*What to produce:*
Could you repeat all of the entries word for word, minus any pictures?

*Input records:*
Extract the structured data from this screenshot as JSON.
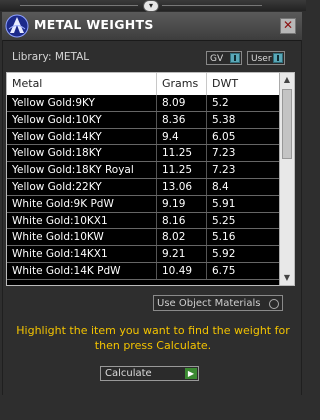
{
  "window": {
    "title": "METAL WEIGHTS"
  },
  "library": {
    "label": "Library: METAL"
  },
  "toggles": [
    {
      "label": "GV"
    },
    {
      "label": "User"
    }
  ],
  "table": {
    "columns": [
      "Metal",
      "Grams",
      "DWT"
    ],
    "rows": [
      [
        "Yellow Gold:9KY",
        "8.09",
        "5.2"
      ],
      [
        "Yellow Gold:10KY",
        "8.36",
        "5.38"
      ],
      [
        "Yellow Gold:14KY",
        "9.4",
        "6.05"
      ],
      [
        "Yellow Gold:18KY",
        "11.25",
        "7.23"
      ],
      [
        "Yellow Gold:18KY Royal",
        "11.25",
        "7.23"
      ],
      [
        "Yellow Gold:22KY",
        "13.06",
        "8.4"
      ],
      [
        "White Gold:9K PdW",
        "9.19",
        "5.91"
      ],
      [
        "White Gold:10KX1",
        "8.16",
        "5.25"
      ],
      [
        "White Gold:10KW",
        "8.02",
        "5.16"
      ],
      [
        "White Gold:14KX1",
        "9.21",
        "5.92"
      ],
      [
        "White Gold:14K PdW",
        "10.49",
        "6.75"
      ]
    ]
  },
  "use_object_materials": {
    "label": "Use Object Materials"
  },
  "hint": "Highlight the item you want to find the weight for then press Calculate.",
  "calculate": {
    "label": "Calculate"
  },
  "colors": {
    "hint": "#f4c400",
    "toggle_indicator": "#5aa8b8",
    "go_button": "#3b8a32"
  }
}
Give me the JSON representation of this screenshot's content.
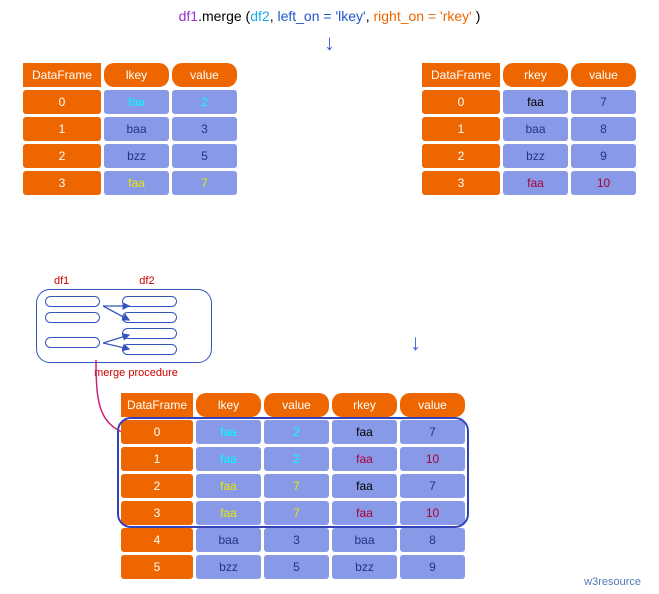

*Result:*
Extract the structured data from this screenshot as JSON.
{
  "window": {
    "title": "METAL WEIGHTS"
  },
  "library": {
    "label": "Library: METAL"
  },
  "toggles": [
    {
      "label": "GV"
    },
    {
      "label": "User"
    }
  ],
  "table": {
    "columns": [
      "Metal",
      "Grams",
      "DWT"
    ],
    "rows": [
      [
        "Yellow Gold:9KY",
        "8.09",
        "5.2"
      ],
      [
        "Yellow Gold:10KY",
        "8.36",
        "5.38"
      ],
      [
        "Yellow Gold:14KY",
        "9.4",
        "6.05"
      ],
      [
        "Yellow Gold:18KY",
        "11.25",
        "7.23"
      ],
      [
        "Yellow Gold:18KY Royal",
        "11.25",
        "7.23"
      ],
      [
        "Yellow Gold:22KY",
        "13.06",
        "8.4"
      ],
      [
        "White Gold:9K PdW",
        "9.19",
        "5.91"
      ],
      [
        "White Gold:10KX1",
        "8.16",
        "5.25"
      ],
      [
        "White Gold:10KW",
        "8.02",
        "5.16"
      ],
      [
        "White Gold:14KX1",
        "9.21",
        "5.92"
      ],
      [
        "White Gold:14K PdW",
        "10.49",
        "6.75"
      ]
    ]
  },
  "use_object_materials": {
    "label": "Use Object Materials"
  },
  "hint": "Highlight the item you want to find the weight for then press Calculate.",
  "calculate": {
    "label": "Calculate"
  },
  "colors": {
    "hint": "#f4c400",
    "toggle_indicator": "#5aa8b8",
    "go_button": "#3b8a32"
  }
}
Give me the JSON representation of this screenshot's content.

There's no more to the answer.